__PROBLEM DETAILS__: Going line by line through the entries, count those containing "distro" and state only the result.

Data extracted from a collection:
┄┄┄┄┄┄┄┄┄┄
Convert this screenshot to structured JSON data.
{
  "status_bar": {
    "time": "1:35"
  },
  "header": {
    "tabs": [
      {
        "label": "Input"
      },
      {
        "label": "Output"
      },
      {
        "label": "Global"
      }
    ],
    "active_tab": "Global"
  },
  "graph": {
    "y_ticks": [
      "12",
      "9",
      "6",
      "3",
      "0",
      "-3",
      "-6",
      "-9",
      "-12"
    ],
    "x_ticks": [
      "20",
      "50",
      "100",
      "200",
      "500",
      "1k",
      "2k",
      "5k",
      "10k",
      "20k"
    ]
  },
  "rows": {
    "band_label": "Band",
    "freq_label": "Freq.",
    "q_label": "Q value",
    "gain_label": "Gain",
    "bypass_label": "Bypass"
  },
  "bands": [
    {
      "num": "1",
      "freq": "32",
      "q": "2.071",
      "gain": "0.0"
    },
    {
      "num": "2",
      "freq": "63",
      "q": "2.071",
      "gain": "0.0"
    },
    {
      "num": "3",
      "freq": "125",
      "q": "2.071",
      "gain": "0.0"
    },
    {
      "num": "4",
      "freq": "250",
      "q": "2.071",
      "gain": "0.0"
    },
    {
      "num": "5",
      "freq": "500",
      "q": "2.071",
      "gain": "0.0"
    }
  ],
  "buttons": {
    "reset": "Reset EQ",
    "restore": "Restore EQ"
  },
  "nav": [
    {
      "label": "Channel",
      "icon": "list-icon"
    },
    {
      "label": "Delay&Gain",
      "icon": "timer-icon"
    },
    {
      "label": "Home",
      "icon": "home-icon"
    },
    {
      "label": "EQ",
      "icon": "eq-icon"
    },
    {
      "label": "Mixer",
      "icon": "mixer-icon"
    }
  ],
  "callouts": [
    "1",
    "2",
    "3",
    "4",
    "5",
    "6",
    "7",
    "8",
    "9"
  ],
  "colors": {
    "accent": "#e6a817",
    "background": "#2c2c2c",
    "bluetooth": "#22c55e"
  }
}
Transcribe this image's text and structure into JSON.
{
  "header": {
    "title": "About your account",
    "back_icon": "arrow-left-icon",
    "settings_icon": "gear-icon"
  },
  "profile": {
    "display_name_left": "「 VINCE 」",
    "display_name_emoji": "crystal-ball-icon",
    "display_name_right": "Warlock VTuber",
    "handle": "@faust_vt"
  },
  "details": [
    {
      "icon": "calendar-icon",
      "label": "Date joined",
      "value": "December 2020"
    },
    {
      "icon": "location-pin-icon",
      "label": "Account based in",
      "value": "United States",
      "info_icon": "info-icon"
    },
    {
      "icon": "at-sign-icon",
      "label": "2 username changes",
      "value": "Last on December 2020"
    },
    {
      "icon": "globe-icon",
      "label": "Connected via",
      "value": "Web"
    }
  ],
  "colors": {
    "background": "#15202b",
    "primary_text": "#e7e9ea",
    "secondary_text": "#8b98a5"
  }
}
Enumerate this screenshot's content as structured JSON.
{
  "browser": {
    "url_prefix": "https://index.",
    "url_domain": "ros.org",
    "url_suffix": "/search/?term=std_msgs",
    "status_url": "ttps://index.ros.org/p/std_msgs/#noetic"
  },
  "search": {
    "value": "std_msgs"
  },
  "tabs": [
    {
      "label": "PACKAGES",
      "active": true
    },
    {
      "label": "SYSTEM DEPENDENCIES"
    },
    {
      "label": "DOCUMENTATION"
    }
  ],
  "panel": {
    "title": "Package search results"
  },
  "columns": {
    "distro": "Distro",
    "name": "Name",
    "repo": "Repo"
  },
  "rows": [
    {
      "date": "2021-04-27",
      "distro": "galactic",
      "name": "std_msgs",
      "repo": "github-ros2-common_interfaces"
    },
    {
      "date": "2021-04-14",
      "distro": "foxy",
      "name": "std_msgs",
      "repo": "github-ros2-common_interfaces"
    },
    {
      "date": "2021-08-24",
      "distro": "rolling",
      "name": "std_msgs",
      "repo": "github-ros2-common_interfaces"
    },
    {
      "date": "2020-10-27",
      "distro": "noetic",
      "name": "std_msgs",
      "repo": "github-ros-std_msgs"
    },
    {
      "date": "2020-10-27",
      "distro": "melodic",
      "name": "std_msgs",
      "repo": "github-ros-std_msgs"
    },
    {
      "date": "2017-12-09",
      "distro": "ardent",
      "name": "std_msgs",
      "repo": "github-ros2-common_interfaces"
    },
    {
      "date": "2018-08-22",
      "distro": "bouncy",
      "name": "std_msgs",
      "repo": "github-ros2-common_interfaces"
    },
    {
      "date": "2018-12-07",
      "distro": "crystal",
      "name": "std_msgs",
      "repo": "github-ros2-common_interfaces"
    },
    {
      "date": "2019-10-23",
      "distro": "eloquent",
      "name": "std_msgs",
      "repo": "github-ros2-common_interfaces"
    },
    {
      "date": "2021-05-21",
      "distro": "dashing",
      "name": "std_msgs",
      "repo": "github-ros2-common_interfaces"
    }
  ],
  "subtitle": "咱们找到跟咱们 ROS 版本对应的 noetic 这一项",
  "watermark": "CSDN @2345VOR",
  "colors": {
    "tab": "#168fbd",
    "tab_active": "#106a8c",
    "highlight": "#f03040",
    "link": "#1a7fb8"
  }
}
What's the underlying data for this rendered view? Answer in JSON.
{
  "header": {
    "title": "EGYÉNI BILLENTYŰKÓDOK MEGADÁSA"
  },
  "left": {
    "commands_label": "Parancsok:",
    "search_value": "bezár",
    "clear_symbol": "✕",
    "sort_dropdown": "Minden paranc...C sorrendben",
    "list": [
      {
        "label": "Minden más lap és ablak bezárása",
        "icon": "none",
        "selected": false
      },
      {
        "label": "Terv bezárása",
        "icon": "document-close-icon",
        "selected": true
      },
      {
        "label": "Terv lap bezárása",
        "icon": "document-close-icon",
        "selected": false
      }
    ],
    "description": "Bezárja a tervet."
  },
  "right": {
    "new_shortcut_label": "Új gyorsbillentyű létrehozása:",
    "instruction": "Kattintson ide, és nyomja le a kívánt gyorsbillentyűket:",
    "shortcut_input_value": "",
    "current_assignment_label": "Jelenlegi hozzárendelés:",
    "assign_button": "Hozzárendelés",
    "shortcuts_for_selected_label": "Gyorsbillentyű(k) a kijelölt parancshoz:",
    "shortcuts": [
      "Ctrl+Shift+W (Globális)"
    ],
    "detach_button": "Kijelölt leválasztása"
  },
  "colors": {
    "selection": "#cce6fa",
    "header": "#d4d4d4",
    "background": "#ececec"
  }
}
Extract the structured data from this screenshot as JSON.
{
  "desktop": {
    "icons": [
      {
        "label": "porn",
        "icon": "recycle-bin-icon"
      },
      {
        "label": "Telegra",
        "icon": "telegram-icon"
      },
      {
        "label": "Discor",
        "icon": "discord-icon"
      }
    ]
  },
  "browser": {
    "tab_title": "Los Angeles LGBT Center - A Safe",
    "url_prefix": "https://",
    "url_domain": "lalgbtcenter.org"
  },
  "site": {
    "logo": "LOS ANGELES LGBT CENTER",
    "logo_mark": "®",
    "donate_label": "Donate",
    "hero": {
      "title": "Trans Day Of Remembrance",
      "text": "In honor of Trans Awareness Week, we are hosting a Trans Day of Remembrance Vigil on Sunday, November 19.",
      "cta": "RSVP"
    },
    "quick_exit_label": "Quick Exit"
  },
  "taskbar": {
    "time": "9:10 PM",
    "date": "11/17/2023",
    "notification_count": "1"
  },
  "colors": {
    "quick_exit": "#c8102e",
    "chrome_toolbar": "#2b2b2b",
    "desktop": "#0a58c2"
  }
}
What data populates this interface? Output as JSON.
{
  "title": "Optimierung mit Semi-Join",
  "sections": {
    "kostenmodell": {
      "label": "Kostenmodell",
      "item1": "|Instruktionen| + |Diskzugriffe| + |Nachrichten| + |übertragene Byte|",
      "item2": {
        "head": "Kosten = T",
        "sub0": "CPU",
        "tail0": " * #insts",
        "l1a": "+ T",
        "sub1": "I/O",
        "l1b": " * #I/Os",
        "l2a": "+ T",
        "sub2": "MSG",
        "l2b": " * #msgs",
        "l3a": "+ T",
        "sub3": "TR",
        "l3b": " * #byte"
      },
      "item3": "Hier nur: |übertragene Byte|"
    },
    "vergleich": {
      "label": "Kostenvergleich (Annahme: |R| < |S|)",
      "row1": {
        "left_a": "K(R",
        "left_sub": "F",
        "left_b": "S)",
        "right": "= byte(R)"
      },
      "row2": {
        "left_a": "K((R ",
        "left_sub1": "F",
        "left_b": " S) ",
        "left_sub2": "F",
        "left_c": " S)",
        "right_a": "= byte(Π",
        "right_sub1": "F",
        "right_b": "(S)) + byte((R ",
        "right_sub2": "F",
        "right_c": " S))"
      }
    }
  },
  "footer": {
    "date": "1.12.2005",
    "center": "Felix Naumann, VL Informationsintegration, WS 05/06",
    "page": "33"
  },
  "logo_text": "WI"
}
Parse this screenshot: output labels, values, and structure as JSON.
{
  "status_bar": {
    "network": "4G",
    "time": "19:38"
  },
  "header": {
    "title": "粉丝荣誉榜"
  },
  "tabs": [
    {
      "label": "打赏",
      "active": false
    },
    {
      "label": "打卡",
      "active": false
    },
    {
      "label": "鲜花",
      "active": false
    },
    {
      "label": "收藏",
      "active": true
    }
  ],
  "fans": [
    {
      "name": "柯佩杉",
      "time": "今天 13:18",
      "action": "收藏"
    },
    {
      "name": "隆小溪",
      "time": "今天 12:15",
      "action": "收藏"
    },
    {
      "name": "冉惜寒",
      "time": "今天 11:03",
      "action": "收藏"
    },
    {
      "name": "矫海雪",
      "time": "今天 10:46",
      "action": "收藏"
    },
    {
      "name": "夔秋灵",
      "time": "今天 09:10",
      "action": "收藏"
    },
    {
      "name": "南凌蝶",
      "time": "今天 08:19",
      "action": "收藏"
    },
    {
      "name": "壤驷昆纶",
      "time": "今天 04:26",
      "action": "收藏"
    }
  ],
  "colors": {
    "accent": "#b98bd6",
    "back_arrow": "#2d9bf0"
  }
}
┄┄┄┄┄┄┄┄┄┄
__SOLUTION TO THIS EXERCISE__: 11